*There is a charge associated with both of these services.

If you are unsure if a plant a pet has ingested is poisonous, the ASPCA maintains a searchable list of plants that you can use to look up specific plants.




  1. Bennett, A. J., & Reineke, E. L. (2013). Outcome following gastrointestinal tract decontamination and intravenous fluid diuresis in cats with known lily ingestion: 25 cases (2001–2010). Journal of the American Veterinary Medical Association, 242(8), 1110-1116.
  2. Fitzgerald, K. T. (2010). Lily toxicity in the cat. Topics in Companion Animal Medicine, 25(4), 213-217.
  3. How to spot which lilies are dangerous to cats & plan treatment. (2024, February 15). ASPCApro.
  4. Langston, C. E. (2002). Acute renal failure caused by lily ingestion in six cats. Journal of the American Veterinary Medical Association, 220(1), 49-52.
  5. Rumbeiha, W. K., Francis, J. A., Fitzgerald, S. D., Nair, M. G., Holan, K., Bugyei, K. A., & Simmons, H. (2004). A comprehensive study of easter lily poisoning in cats. Journal of Veterinary Diagnostic Investigation, 16(6), 527-541.
  6. Schmid, R. D. (2023, November 1). Houseplants and ornamentals toxic to animals – Toxicology – Merck veterinary manual. Merck Veterinary Manual.
  7. Slater, M. R., & Gwaltney-Brant, S. (2011). Exposure circumstances and outcomes of 48 households with 57 cats exposed to toxic lily species. Journal of the American Animal Hospital Association, 47(6), 386-390.

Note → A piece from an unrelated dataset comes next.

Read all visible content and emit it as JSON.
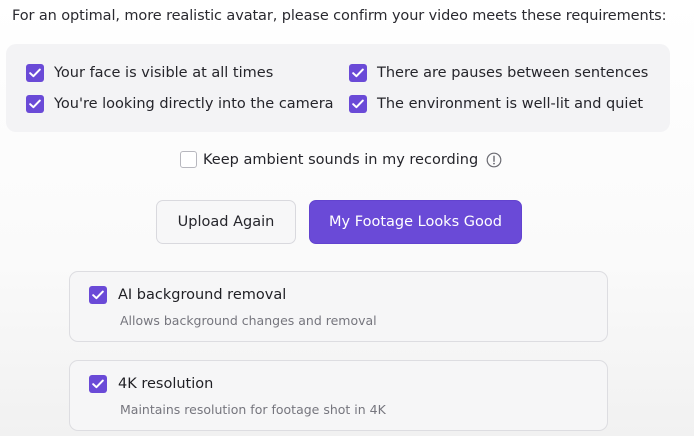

  8. Swirski, A. L., Pearl, D. L., Berke, O., & O’Sullivan, T. L. (2020). Companion animal exposures to potentially poisonous substances reported to a national poison control center in the United States in 2005 through 2014. Journal of the American Veterinary Medical Association, 257(5), 517-530.
  9. Toxic and non-toxic plants. (n.d.). ASPCA.